Undergraduate and newly graduated students from Warwick will be travelling to MIT, Boston, this September to compete in a global synthetic biology competition. The competition 'International Genetically Engineered Machine' or iGEM for short) involves designing useful genetic features and incorporating these into living micro-organisms in order to create solutions for real world issues.
The team will be supported with advice from academic and research staff, including Professor Alfonso Jaramillo and Professor John McCarthy, among others, at the School of Life Sciences. They will also receive training and advice from the Warwick Integrative Synthetic Biology Centre and Imperial College London. The team will be travelling in September to present their work to the panel of judges at MIT.
The team is interdisciplinary, with students from distinct academic fields bringing different skills and expertise to the table. These departments involve Maths, Physics, Engineering and Life Sciences, with Biomedical, Biochemical and Biological Sciences represented. The breadth of disciplines involved assists the team to share skills from their areas of speciality to create the project, then work in the lab, and use mathematical models and predictions to predict and investigate the findings.
The Warwick team will construct a bioengineering tool that can enable the construction of organised structures using living cells as the construction material, they plan to trial the tool’s use by making a 2D image from the assembled cells in a pattern.

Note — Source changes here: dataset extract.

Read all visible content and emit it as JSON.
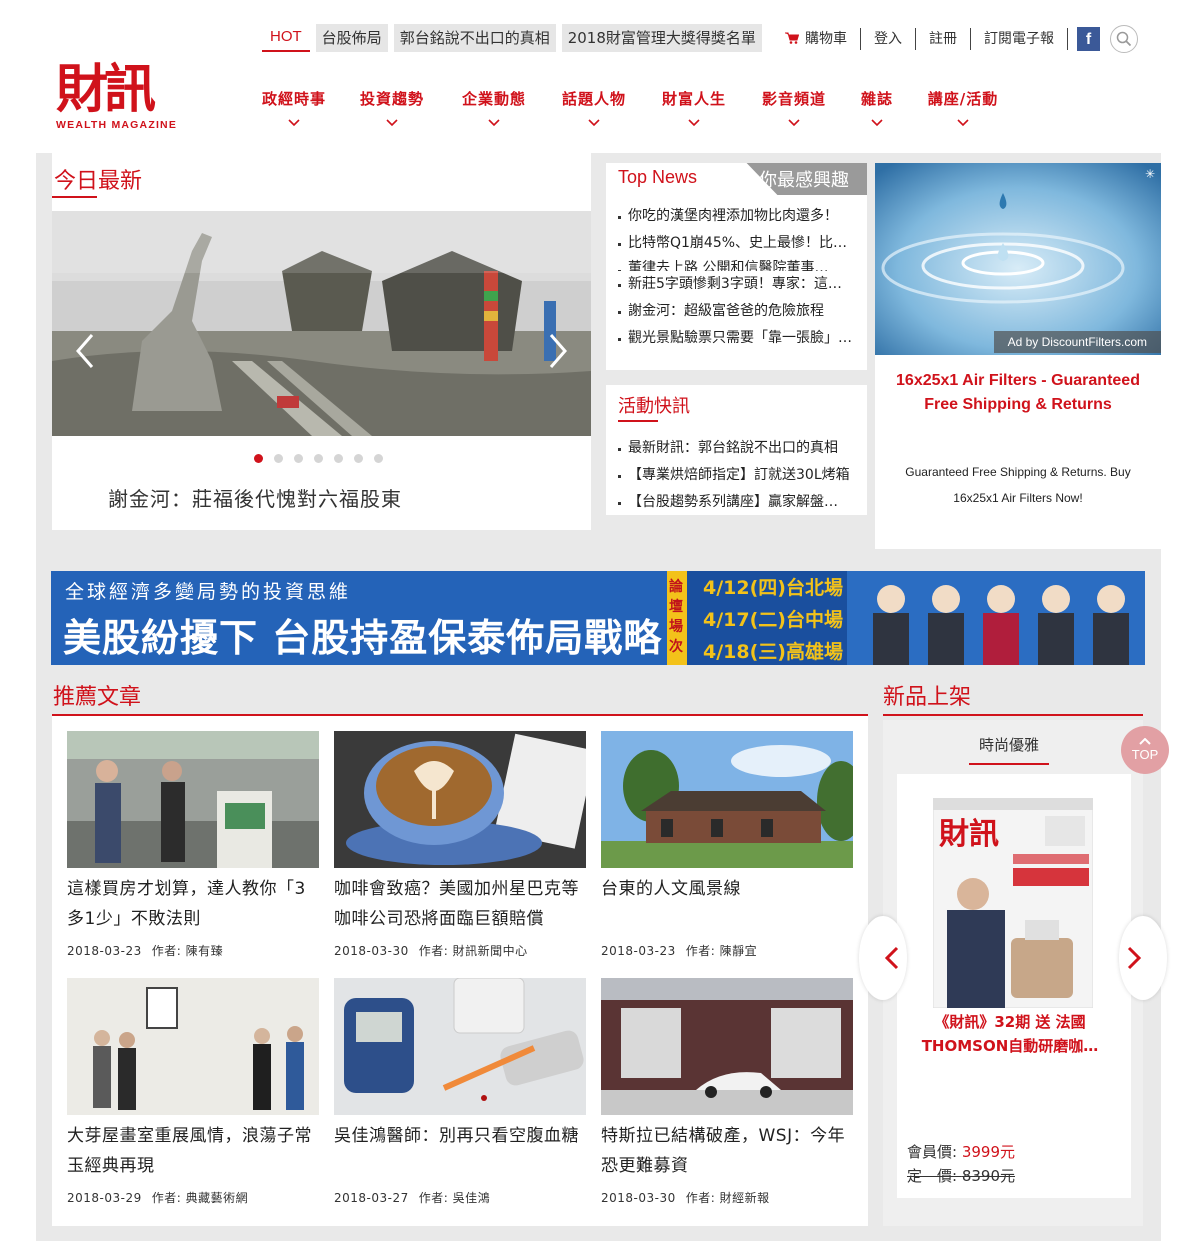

If successful they will be the first team in the world to produce a coloured picture using cells.
They will also be conducting outreach programs in the local area, for instance doing presentations and lessons in secondary schools in Coventry, discussing the synthetic biology project as well as the role of young women and men in the scientific community.